The Real War of Thrones Series 2: The Wars of Religion
Focused on the hidden side of Europe’s religious wars and the power games of the families that ruled the continent, crushing their enemies.
Part 1: Game of Queens 1542- 1559
In the middle of the Renaissance, the son of Francis I shake up the foundations of Europe. Henry II, the King of France, secures a claim to the Scottish crown by marrying young queen Mary Stuart to his son, the future Francis II, heir to the French throne.
Part 2: In the Name of God 1559- 1561
The rise of Protestantism is dividing Europe. This is the beginning of the Wars of Religion. While celebrating an alliance treaty, Henry II dies during a jousting tournament. Espionage, conspiracies, treason – his son, the sickly Francis II, sees his life and his reign threatened by the Protestants.

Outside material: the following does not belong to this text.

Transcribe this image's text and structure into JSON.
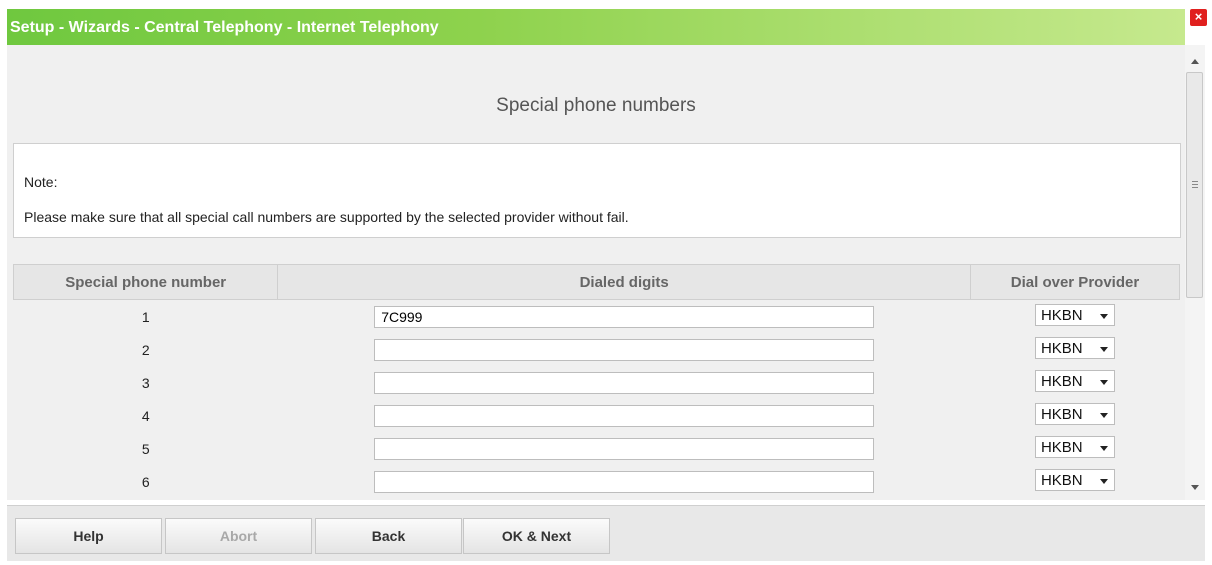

Part 3: Europe Ignites 1561- 1569
In France, perfidy and treason plunge the French Kingdom into chaos. Behind new king Charles IX, Catherine de Medici rules in the background as master of the throne. However, she is unable to prevent a civil war.
Part 4: Blood Wedding 1567- 1574
In the name of religious tolerance, Catherine de Medici weds her Catholic daughter, Margaret of Valois, to the young Protestant heir of the Bourbon dynasty, Henry of Navarre. Protestants and Catholics are both in attendance. This event leads to the most infamous bloodbath in France’s history.
Part 5: Feuding Brothers 1575- 1584
Mary, Queen of Scots is forced to abdicate and flee to England, where Queen Elizabeth has her imprisoned. Refusing to acknowledge her cousin as her legitimate heir, Elizabeth accepts to wed one of Catherine de Medicis sons. In Flanders, William I requests military assistance from France.
Part 6: The Last of the Valois 1584- 1594
In France, Henry III still has no heir. Catherine de Medici is determined to prevent him from being the last of the Valois line and leaving the throne to Henry of Navarre. Yet again, the wind of revolt blows over the kingdom of France and leads to the assassination of Henry, Duke of Guise.